■ **Problem**
Please output the listing that follows exactly, but keep all images out.

-- Extracted entries follows --

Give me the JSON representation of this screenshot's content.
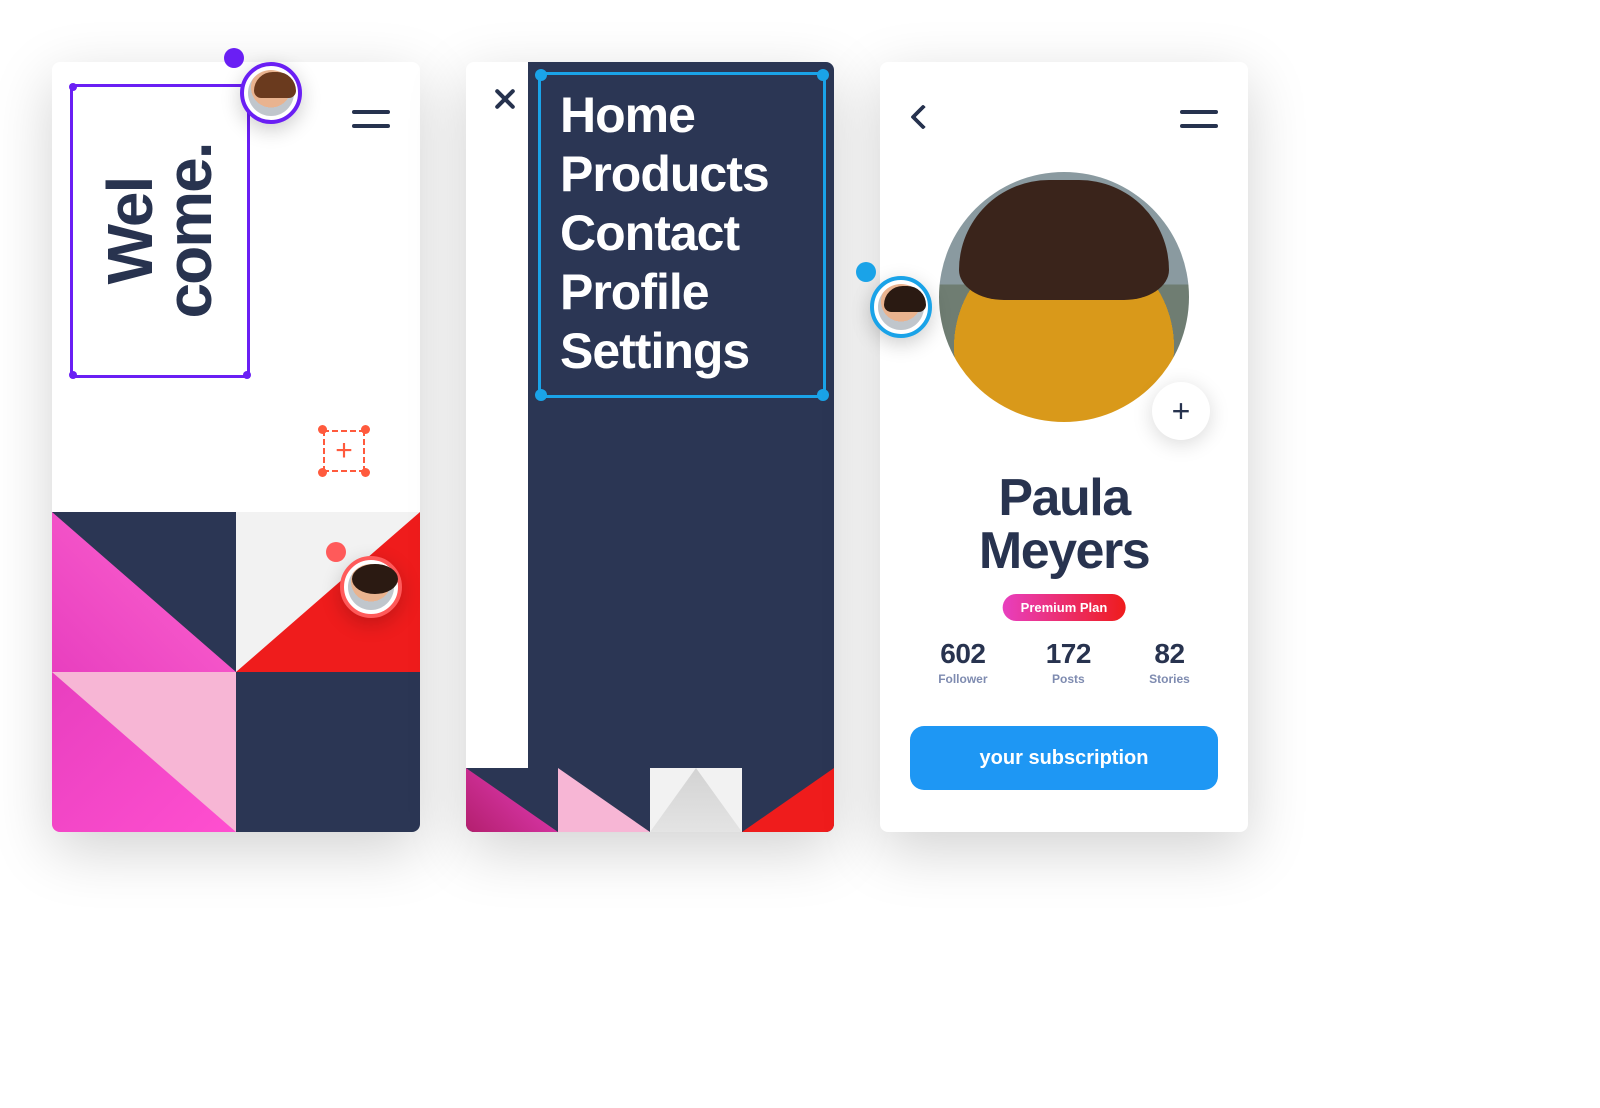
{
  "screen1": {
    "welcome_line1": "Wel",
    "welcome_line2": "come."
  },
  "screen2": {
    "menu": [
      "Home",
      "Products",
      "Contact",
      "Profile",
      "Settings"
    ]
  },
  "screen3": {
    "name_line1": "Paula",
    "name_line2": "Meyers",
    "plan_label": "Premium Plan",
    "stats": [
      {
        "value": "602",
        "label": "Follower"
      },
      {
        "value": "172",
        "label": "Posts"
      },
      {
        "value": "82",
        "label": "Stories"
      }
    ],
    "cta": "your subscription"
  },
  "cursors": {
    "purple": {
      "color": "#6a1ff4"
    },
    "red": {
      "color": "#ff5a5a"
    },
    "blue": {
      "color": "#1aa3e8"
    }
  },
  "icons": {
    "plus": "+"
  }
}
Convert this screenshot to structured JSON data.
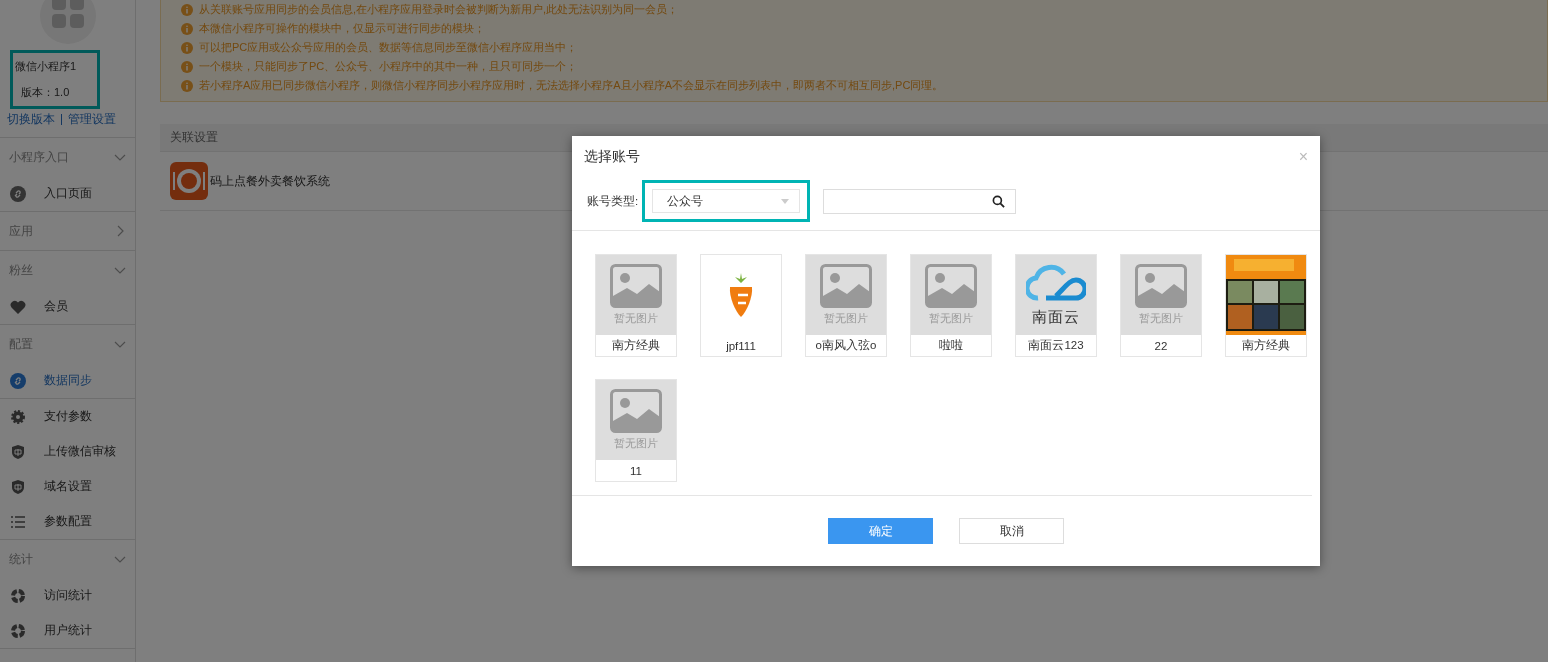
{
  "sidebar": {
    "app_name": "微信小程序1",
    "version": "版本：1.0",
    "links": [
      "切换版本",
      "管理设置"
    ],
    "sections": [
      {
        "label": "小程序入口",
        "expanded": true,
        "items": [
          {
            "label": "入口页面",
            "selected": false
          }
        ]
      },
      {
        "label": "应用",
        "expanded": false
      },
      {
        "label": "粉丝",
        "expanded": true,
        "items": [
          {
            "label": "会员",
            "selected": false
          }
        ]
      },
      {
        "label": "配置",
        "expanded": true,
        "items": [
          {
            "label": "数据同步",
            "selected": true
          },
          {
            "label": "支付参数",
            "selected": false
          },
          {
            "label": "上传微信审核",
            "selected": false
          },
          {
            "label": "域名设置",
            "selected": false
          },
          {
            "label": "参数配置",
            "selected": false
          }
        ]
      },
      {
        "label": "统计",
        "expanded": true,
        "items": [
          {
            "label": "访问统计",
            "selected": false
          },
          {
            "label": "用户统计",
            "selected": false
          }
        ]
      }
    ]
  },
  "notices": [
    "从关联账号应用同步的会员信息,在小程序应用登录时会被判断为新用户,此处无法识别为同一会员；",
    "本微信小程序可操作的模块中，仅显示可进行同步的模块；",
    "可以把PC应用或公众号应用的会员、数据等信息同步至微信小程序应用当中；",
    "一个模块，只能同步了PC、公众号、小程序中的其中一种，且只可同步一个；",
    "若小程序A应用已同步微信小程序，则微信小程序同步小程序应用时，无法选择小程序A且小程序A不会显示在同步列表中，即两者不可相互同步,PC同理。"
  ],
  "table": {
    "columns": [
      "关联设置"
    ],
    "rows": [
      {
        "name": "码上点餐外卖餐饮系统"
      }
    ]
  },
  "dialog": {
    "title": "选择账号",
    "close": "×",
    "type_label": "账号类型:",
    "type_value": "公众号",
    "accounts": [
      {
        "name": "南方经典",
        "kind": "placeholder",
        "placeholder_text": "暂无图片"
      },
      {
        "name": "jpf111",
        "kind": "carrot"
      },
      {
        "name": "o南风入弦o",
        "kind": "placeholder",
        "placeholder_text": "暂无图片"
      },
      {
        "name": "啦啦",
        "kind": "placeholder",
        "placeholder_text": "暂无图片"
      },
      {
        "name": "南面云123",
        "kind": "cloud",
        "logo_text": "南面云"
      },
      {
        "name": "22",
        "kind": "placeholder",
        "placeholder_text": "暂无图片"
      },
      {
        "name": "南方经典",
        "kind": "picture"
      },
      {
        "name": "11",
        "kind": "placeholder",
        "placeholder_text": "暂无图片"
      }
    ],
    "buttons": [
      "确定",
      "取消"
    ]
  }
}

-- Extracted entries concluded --

■ **Final answer**
Give me the JSON representation of this screenshot's content.
{
  "screen1": {
    "welcome_line1": "Wel",
    "welcome_line2": "come."
  },
  "screen2": {
    "menu": [
      "Home",
      "Products",
      "Contact",
      "Profile",
      "Settings"
    ]
  },
  "screen3": {
    "name_line1": "Paula",
    "name_line2": "Meyers",
    "plan_label": "Premium Plan",
    "stats": [
      {
        "value": "602",
        "label": "Follower"
      },
      {
        "value": "172",
        "label": "Posts"
      },
      {
        "value": "82",
        "label": "Stories"
      }
    ],
    "cta": "your subscription"
  },
  "cursors": {
    "purple": {
      "color": "#6a1ff4"
    },
    "red": {
      "color": "#ff5a5a"
    },
    "blue": {
      "color": "#1aa3e8"
    }
  },
  "icons": {
    "plus": "+"
  }
}
Convert this screenshot to structured JSON data.
{
  "sidebar": {
    "app_name": "微信小程序1",
    "version": "版本：1.0",
    "links": [
      "切换版本",
      "管理设置"
    ],
    "sections": [
      {
        "label": "小程序入口",
        "expanded": true,
        "items": [
          {
            "label": "入口页面",
            "selected": false
          }
        ]
      },
      {
        "label": "应用",
        "expanded": false
      },
      {
        "label": "粉丝",
        "expanded": true,
        "items": [
          {
            "label": "会员",
            "selected": false
          }
        ]
      },
      {
        "label": "配置",
        "expanded": true,
        "items": [
          {
            "label": "数据同步",
            "selected": true
          },
          {
            "label": "支付参数",
            "selected": false
          },
          {
            "label": "上传微信审核",
            "selected": false
          },
          {
            "label": "域名设置",
            "selected": false
          },
          {
            "label": "参数配置",
            "selected": false
          }
        ]
      },
      {
        "label": "统计",
        "expanded": true,
        "items": [
          {
            "label": "访问统计",
            "selected": false
          },
          {
            "label": "用户统计",
            "selected": false
          }
        ]
      }
    ]
  },
  "notices": [
    "从关联账号应用同步的会员信息,在小程序应用登录时会被判断为新用户,此处无法识别为同一会员；",
    "本微信小程序可操作的模块中，仅显示可进行同步的模块；",
    "可以把PC应用或公众号应用的会员、数据等信息同步至微信小程序应用当中；",
    "一个模块，只能同步了PC、公众号、小程序中的其中一种，且只可同步一个；",
    "若小程序A应用已同步微信小程序，则微信小程序同步小程序应用时，无法选择小程序A且小程序A不会显示在同步列表中，即两者不可相互同步,PC同理。"
  ],
  "table": {
    "columns": [
      "关联设置"
    ],
    "rows": [
      {
        "name": "码上点餐外卖餐饮系统"
      }
    ]
  },
  "dialog": {
    "title": "选择账号",
    "close": "×",
    "type_label": "账号类型:",
    "type_value": "公众号",
    "accounts": [
      {
        "name": "南方经典",
        "kind": "placeholder",
        "placeholder_text": "暂无图片"
      },
      {
        "name": "jpf111",
        "kind": "carrot"
      },
      {
        "name": "o南风入弦o",
        "kind": "placeholder",
        "placeholder_text": "暂无图片"
      },
      {
        "name": "啦啦",
        "kind": "placeholder",
        "placeholder_text": "暂无图片"
      },
      {
        "name": "南面云123",
        "kind": "cloud",
        "logo_text": "南面云"
      },
      {
        "name": "22",
        "kind": "placeholder",
        "placeholder_text": "暂无图片"
      },
      {
        "name": "南方经典",
        "kind": "picture"
      },
      {
        "name": "11",
        "kind": "placeholder",
        "placeholder_text": "暂无图片"
      }
    ],
    "buttons": [
      "确定",
      "取消"
    ]
  }
}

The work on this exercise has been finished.